Wintershall Dea supports transparency initiative for the commodities sector
Cash flows in the German natural resources sector are transparent: the Federal Republic of Germany has become the first EU country to attain positive validation from the global Extractive Industries Transparency Initiative (EITI). Wintershall Dea strongly supported and promoted the process. Europe’s leading independent gas and oil company is one of the two businesses that served as direct representatives of their respective sectors, while most industrial sectors are represented in the EITI process by associations.
“We would like to congratulate the Federal Government on this successful validation,” says Peter Westhof, Head of the Wintershall Dea office in Berlin. “From the beginning, our company was intensively involved in the German EITI process. As part of the national multi-stakeholder group with responsibility for the gas and oil sector, Wintershall Dea was therefore able to help shape key content and processes.” Germany is the first country so far that has met all EITI requirements as early as at the initial report stage.
Wintershall Dea supports the voluntary disclosure of payments made to government entities in the German extractive sector, which, in comparison with other industrial sectors in Germany, is emerging as a pioneer of transparent cash flows. That’s because until now, no other industrial sector has committed to this degree of transparency, which goes as far as to include partial abandonment of tax secrecy.

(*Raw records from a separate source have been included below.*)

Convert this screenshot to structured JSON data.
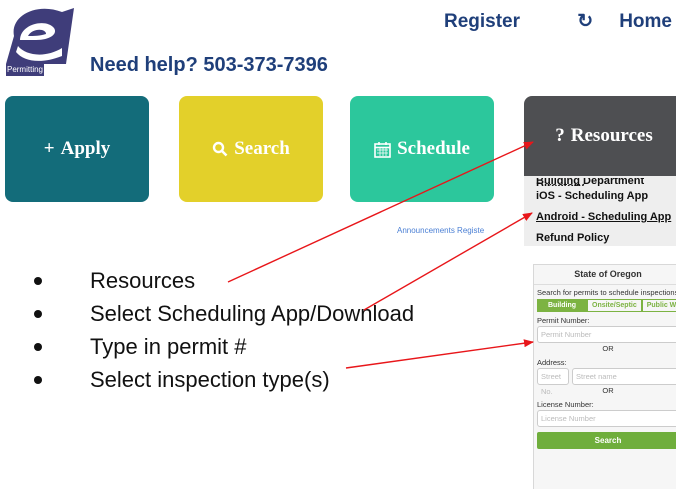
{
  "header": {
    "logo_badge": "Permitting",
    "help_text": "Need help? 503-373-7396",
    "register_label": "Register",
    "home_icon": "refresh-icon",
    "home_label": "Home"
  },
  "tiles": {
    "apply": {
      "icon": "+",
      "label": "Apply"
    },
    "search": {
      "icon": "Q",
      "label": "Search"
    },
    "schedule": {
      "icon": "▦",
      "label": "Schedule"
    },
    "resources": {
      "icon": "?",
      "label": "Resources"
    }
  },
  "resources_menu": {
    "cut_item": "Building Department Directory",
    "items": [
      "iOS - Scheduling App",
      "Android - Scheduling App",
      "Refund Policy"
    ]
  },
  "sublinks": "Announcements   Registe",
  "bullets": [
    "Resources",
    "Select Scheduling App/Download",
    "Type in permit #",
    "Select inspection type(s)"
  ],
  "app_form": {
    "title": "State of Oregon",
    "description": "Search for permits to schedule inspections",
    "tabs": [
      "Building",
      "Onsite/Septic",
      "Public Wo"
    ],
    "permit_label": "Permit Number:",
    "permit_placeholder": "Permit Number",
    "or_text": "OR",
    "address_label": "Address:",
    "street_no_placeholder": "Street No.",
    "street_name_placeholder": "Street name",
    "license_label": "License Number:",
    "license_placeholder": "License Number",
    "search_label": "Search"
  },
  "colors": {
    "apply": "#136c7a",
    "search": "#e3d02a",
    "schedule": "#2cc79c",
    "resources": "#4e4f52",
    "arrow": "#e8161a",
    "form_accent": "#7cb342"
  }
}
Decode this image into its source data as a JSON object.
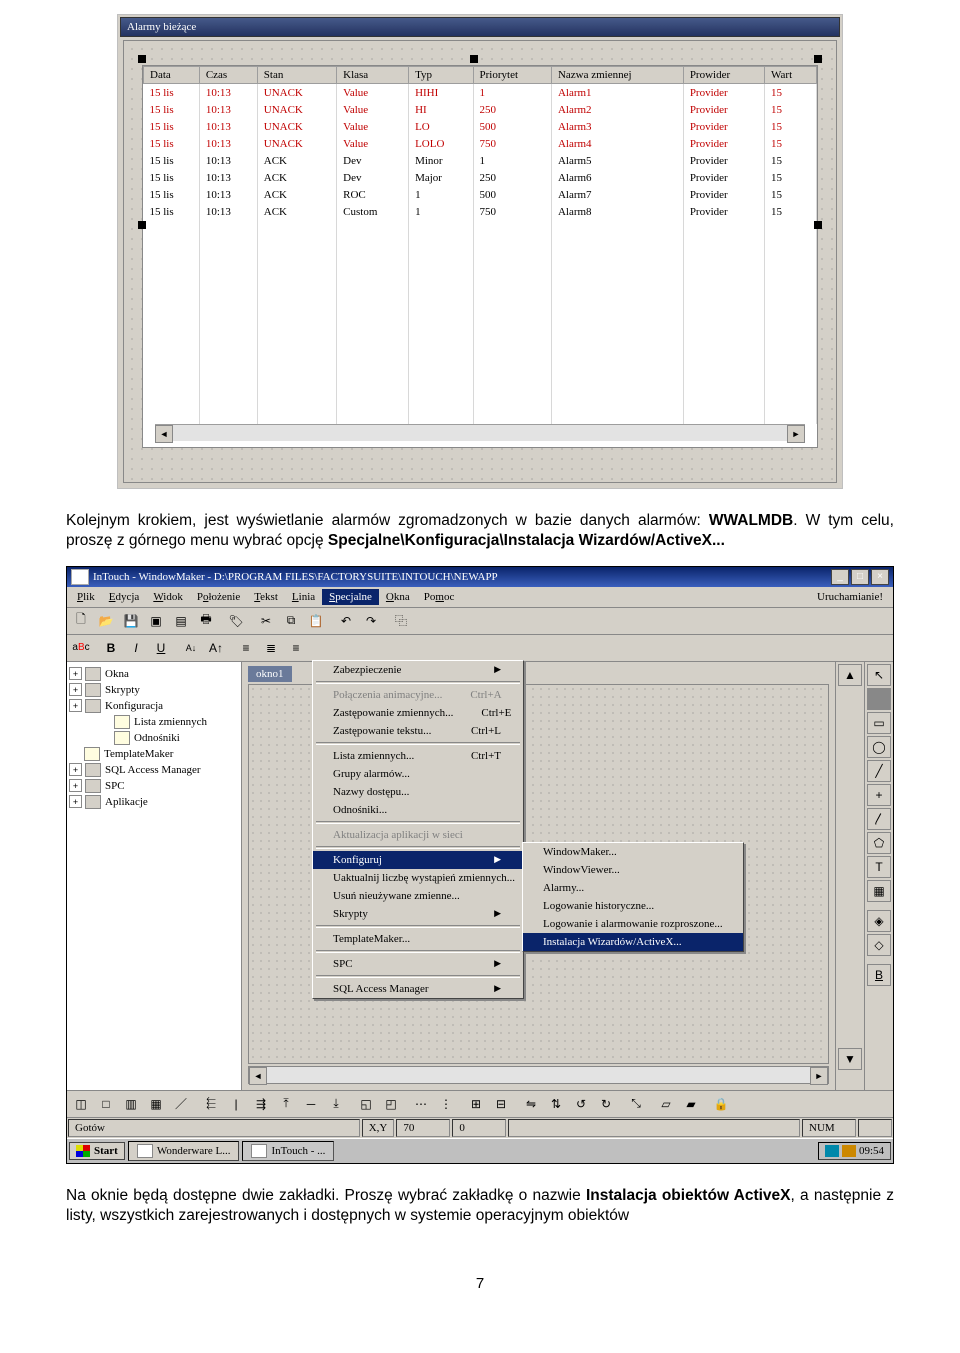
{
  "fig1": {
    "title": "Alarmy bieżące",
    "columns": [
      "Data",
      "Czas",
      "Stan",
      "Klasa",
      "Typ",
      "Priorytet",
      "Nazwa zmiennej",
      "Prowider",
      "Wart"
    ],
    "rows": [
      {
        "red": true,
        "cells": [
          "15 lis",
          "10:13",
          "UNACK",
          "Value",
          "HIHI",
          "1",
          "Alarm1",
          "Provider",
          "15"
        ]
      },
      {
        "red": true,
        "cells": [
          "15 lis",
          "10:13",
          "UNACK",
          "Value",
          "HI",
          "250",
          "Alarm2",
          "Provider",
          "15"
        ]
      },
      {
        "red": true,
        "cells": [
          "15 lis",
          "10:13",
          "UNACK",
          "Value",
          "LO",
          "500",
          "Alarm3",
          "Provider",
          "15"
        ]
      },
      {
        "red": true,
        "cells": [
          "15 lis",
          "10:13",
          "UNACK",
          "Value",
          "LOLO",
          "750",
          "Alarm4",
          "Provider",
          "15"
        ]
      },
      {
        "red": false,
        "cells": [
          "15 lis",
          "10:13",
          "ACK",
          "Dev",
          "Minor",
          "1",
          "Alarm5",
          "Provider",
          "15"
        ]
      },
      {
        "red": false,
        "cells": [
          "15 lis",
          "10:13",
          "ACK",
          "Dev",
          "Major",
          "250",
          "Alarm6",
          "Provider",
          "15"
        ]
      },
      {
        "red": false,
        "cells": [
          "15 lis",
          "10:13",
          "ACK",
          "ROC",
          "1",
          "500",
          "Alarm7",
          "Provider",
          "15"
        ]
      },
      {
        "red": false,
        "cells": [
          "15 lis",
          "10:13",
          "ACK",
          "Custom",
          "1",
          "750",
          "Alarm8",
          "Provider",
          "15"
        ]
      }
    ],
    "blank_rows": 12
  },
  "para1": {
    "pre": "Kolejnym krokiem, jest wyświetlanie alarmów zgromadzonych w bazie danych alarmów: ",
    "bold1": "WWALMDB",
    "mid": ". W tym celu, proszę z górnego menu wybrać opcję ",
    "bold2": "Specjalne\\Konfiguracja\\Instalacja Wizardów/ActiveX...",
    "post": ""
  },
  "fig2": {
    "title": "InTouch - WindowMaker - D:\\PROGRAM FILES\\FACTORYSUITE\\INTOUCH\\NEWAPP",
    "menubar": [
      {
        "label": "Plik",
        "u": "P"
      },
      {
        "label": "Edycja",
        "u": "E"
      },
      {
        "label": "Widok",
        "u": "W"
      },
      {
        "label": "Położenie",
        "u": "o"
      },
      {
        "label": "Tekst",
        "u": "T"
      },
      {
        "label": "Linia",
        "u": "L"
      },
      {
        "label": "Specjalne",
        "u": "S",
        "sel": true
      },
      {
        "label": "Okna",
        "u": "O"
      },
      {
        "label": "Pomoc",
        "u": "m"
      }
    ],
    "run": "Uruchamianie!",
    "tree": [
      {
        "exp": "+",
        "label": "Okna"
      },
      {
        "exp": "+",
        "label": "Skrypty"
      },
      {
        "exp": "+",
        "label": "Konfiguracja"
      },
      {
        "exp": "",
        "label": "Lista zmiennych",
        "indent": 1
      },
      {
        "exp": "",
        "label": "Odnośniki",
        "indent": 1
      },
      {
        "exp": "",
        "label": "TemplateMaker"
      },
      {
        "exp": "+",
        "label": "SQL Access Manager"
      },
      {
        "exp": "+",
        "label": "SPC"
      },
      {
        "exp": "+",
        "label": "Aplikacje"
      }
    ],
    "canvasTab": "okno1",
    "menu1": [
      {
        "t": "sub",
        "label": "Zabezpieczenie"
      },
      {
        "t": "sep"
      },
      {
        "t": "i",
        "dis": true,
        "label": "Połączenia animacyjne...",
        "scut": "Ctrl+A"
      },
      {
        "t": "i",
        "label": "Zastępowanie zmiennych...",
        "scut": "Ctrl+E"
      },
      {
        "t": "i",
        "label": "Zastępowanie tekstu...",
        "scut": "Ctrl+L"
      },
      {
        "t": "sep"
      },
      {
        "t": "i",
        "label": "Lista zmiennych...",
        "scut": "Ctrl+T"
      },
      {
        "t": "i",
        "label": "Grupy alarmów..."
      },
      {
        "t": "i",
        "label": "Nazwy dostępu..."
      },
      {
        "t": "i",
        "label": "Odnośniki..."
      },
      {
        "t": "sep"
      },
      {
        "t": "i",
        "dis": true,
        "label": "Aktualizacja aplikacji w sieci"
      },
      {
        "t": "sep"
      },
      {
        "t": "sub",
        "sel": true,
        "label": "Konfiguruj"
      },
      {
        "t": "i",
        "label": "Uaktualnij liczbę wystąpień zmiennych..."
      },
      {
        "t": "i",
        "label": "Usuń nieużywane zmienne..."
      },
      {
        "t": "sub",
        "label": "Skrypty"
      },
      {
        "t": "sep"
      },
      {
        "t": "i",
        "label": "TemplateMaker..."
      },
      {
        "t": "sep"
      },
      {
        "t": "sub",
        "label": "SPC"
      },
      {
        "t": "sep"
      },
      {
        "t": "sub",
        "label": "SQL Access Manager"
      }
    ],
    "menu2": [
      {
        "t": "i",
        "label": "WindowMaker..."
      },
      {
        "t": "i",
        "label": "WindowViewer..."
      },
      {
        "t": "i",
        "label": "Alarmy..."
      },
      {
        "t": "i",
        "label": "Logowanie historyczne..."
      },
      {
        "t": "i",
        "label": "Logowanie i alarmowanie rozproszone..."
      },
      {
        "t": "i",
        "sel": true,
        "label": "Instalacja Wizardów/ActiveX..."
      }
    ],
    "status": {
      "ready": "Gotów",
      "xy": "X,Y",
      "x": "70",
      "y": "0",
      "num": "NUM"
    },
    "taskbar": {
      "start": "Start",
      "t1": "Wonderware L...",
      "t2": "InTouch - ...",
      "clock": "09:54"
    }
  },
  "para2": {
    "pre": "Na oknie będą dostępne dwie zakładki. Proszę wybrać zakładkę o nazwie ",
    "bold": "Instalacja obiektów ActiveX",
    "post": ", a następnie z listy, wszystkich zarejestrowanych i dostępnych w systemie operacyjnym obiektów"
  },
  "pageNum": "7"
}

Moreover, the German EITI process is characterised by the broad and equitable involvement of civil society representatives – ranging from Transparency International to the German NGO Forum on Environment and Development. “This created the basis for a highly productive culture of consensus,” says Peter Westhof. “Regardless of the differences of opinion, all the participants were ultimately able to find solutions they could all agree on.”
The Extractive Industries Transparency Initiative (EITI) was founded in 2003 and is globally committed to increased transparency and intensified accountability in the extractive sector. This voluntary initiative was created as part of the World Summit on Sustainable Development in 2002, which took place in Johannesburg, South Africa, and in the meantime focuses on promoting close collaboration between governments, civil society and companies in more than 50 countries. This entails calling on companies to disclose their payments (taxes, production royalties) to all government entities. An independent appraiser then examines whether the received and made payments correspond with one another.